Ramsey and Koenig era
In 1897, two brothers, Hugh and Charles Ramsey, homesteaded the present southern portion of the campus. The homesteads were officially deeded in 1903. The Ramsey’s made a living ranching and operating a sawmill. In 1912, Hugh Ramsey hired Frank Koenig. Koenig spent the winter with the Ramsey family and helped build a road over Pennock Pass. In 1913, Ramsey, Koenig, and a helper Tom Bennett built a road to Twin Lakes. Frank Koenig and Hazel Ramsey were married that year. Hugh Ramsey moved to the upper ranch and sold to Frank Koenig most of the property except for 40 acres (160,000 m2) which he gave to Hazel as a wedding present.
Terrible hardships struck the residents of Pingree Park in the early years. In 1907 diphtheria struck killing one son and two infant daughters. In 1919, Frank and Hazel Koenig’s twin infants died of whooping cough while the family was snow bound. The children were buried in a plot next to their cousins. The original homestead cabin was burned to the ground and the present structure was built. In addition to the many structures that still stand of the original ranch community, the Koenig's retain their legacy in the region through many geographical names. In 1915, Rocky Mountain National Park was created through an act of Congress. Frank Koenig was selected as one of the initial three park rangers and went on to name many of the surrounding geographic features. (Emmaline Lake after his mother, Hazeline Lake after his wife, and Ramsey Peak after his father-in-law).
Integration into Colorado State University

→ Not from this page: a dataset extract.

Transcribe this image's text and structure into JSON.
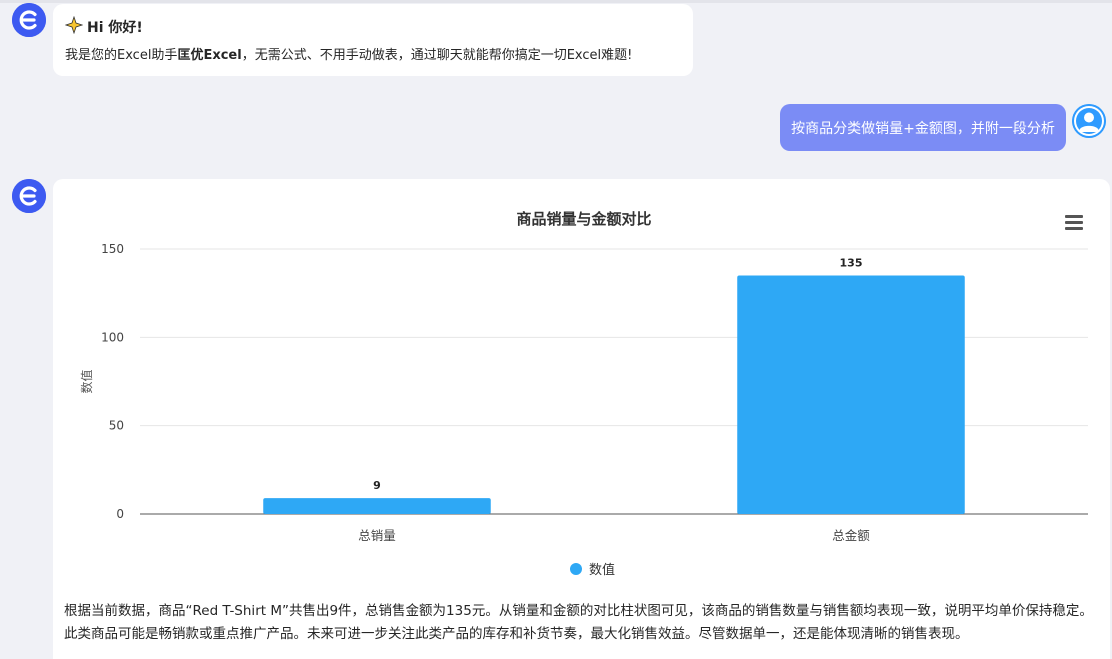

As early as 1910, Pingree park was the interest of the fledgling university. Through the work of Professor B.O. Longyear, a special act of Congress allowed Colorado Agricultural College (now Colorado State University) the right to select tracts of federal land for biologic research and practical study. In 1912, Colorado Agricultural College President, Charles A. Lory; Colorado National Forest Supervisor, H.N. Wheeler; State Forester and Professor, B.O. Longyear; President Edwards of the State Board of Agriculture; and Colorado Governor, E.M. Ammons, selected 1,600 acres (6.5 km2) of land, including the present campus land in Pingree Park. The group traveled by Stanley Steamer and then by horse through Pennock Pass. While selecting the land, they stayed at Hazel and Frank Koenig’s cabin.
A functional campus was erected quickly with the first building completed in 1913 to serve as bunkhouse, cafeteria and classroom. During construction, Hazel Koenig cooked for construction workers at the site. In 1915 the first Civil Engineering class was held and then in 1917 the first Forestry field camp was held under Professor Longyear with one student in attendance.
The campus expanded slowly with a bunkhouse built in 1927 (now the present day Store and Recreation Area) and smaller buildings being constructed for faculty and daily operation. The first automobile to make it to Pingree Park was a Stanley Steamer in 1919. Telephone lines were installed to the campus in 1928 and electrical lines installed in 1964. Forestry and Natural Resource students have been in attendance every summer with the exception of several years during World War II. In 1976 a conference center was completed that attracts 6,000 visitors per season. In 1972 the university purchased the remaining 163 acres (0.66 km2) of land in the valley from Frank and Hazel Koenig. Hazel Koenig died in Loveland, Colorado in 1975, followed by her husband Frank in 1980. In 1997, the Colorado Historical Society named 80 acres (320,000 m2) of the Ramsey/Koenig Ranch as a State Historic District. Grants from the society helped to restore the ranch’s log barn in 1998 and the homestead in 1999.
Hourglass Fire of 1994
The Hourglass fire started on July 1, 1994 near the Hourglass Reservoir which gave the fire its name. It started with a lighting strike which caused a crown fire. It burned down the South Dorm and it almost burned down the Old Schoolhouse. The fire burned a half dozen buildings and now serves as a case-study for forestry students as the forest regrows.